§ **PROBLEM TO SOLVE**
Copy every record below exactly as written, but leave out the pictures.

··· PROVIDED ENTRIES ···

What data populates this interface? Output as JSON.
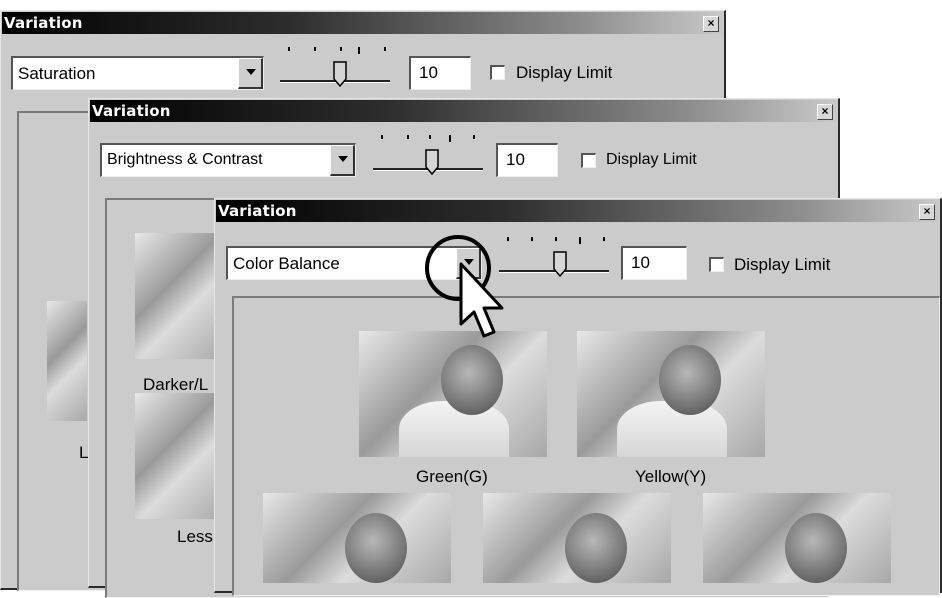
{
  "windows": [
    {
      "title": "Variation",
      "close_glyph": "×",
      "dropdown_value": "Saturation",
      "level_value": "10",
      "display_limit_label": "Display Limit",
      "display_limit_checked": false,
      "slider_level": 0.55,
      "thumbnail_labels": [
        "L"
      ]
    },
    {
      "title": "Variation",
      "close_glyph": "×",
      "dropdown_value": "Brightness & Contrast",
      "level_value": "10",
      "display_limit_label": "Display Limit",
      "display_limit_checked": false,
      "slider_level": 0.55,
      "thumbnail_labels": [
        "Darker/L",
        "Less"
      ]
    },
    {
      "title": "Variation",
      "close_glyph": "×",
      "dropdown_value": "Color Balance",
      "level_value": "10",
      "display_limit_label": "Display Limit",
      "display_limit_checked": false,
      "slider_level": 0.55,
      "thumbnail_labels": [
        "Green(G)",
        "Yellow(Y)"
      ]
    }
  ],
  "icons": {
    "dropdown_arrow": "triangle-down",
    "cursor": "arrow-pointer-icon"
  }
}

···

§ **SOLUTION**
What data populates this interface? Output as JSON.
{
  "windows": [
    {
      "title": "Variation",
      "close_glyph": "×",
      "dropdown_value": "Saturation",
      "level_value": "10",
      "display_limit_label": "Display Limit",
      "display_limit_checked": false,
      "slider_level": 0.55,
      "thumbnail_labels": [
        "L"
      ]
    },
    {
      "title": "Variation",
      "close_glyph": "×",
      "dropdown_value": "Brightness & Contrast",
      "level_value": "10",
      "display_limit_label": "Display Limit",
      "display_limit_checked": false,
      "slider_level": 0.55,
      "thumbnail_labels": [
        "Darker/L",
        "Less"
      ]
    },
    {
      "title": "Variation",
      "close_glyph": "×",
      "dropdown_value": "Color Balance",
      "level_value": "10",
      "display_limit_label": "Display Limit",
      "display_limit_checked": false,
      "slider_level": 0.55,
      "thumbnail_labels": [
        "Green(G)",
        "Yellow(Y)"
      ]
    }
  ],
  "icons": {
    "dropdown_arrow": "triangle-down",
    "cursor": "arrow-pointer-icon"
  }
}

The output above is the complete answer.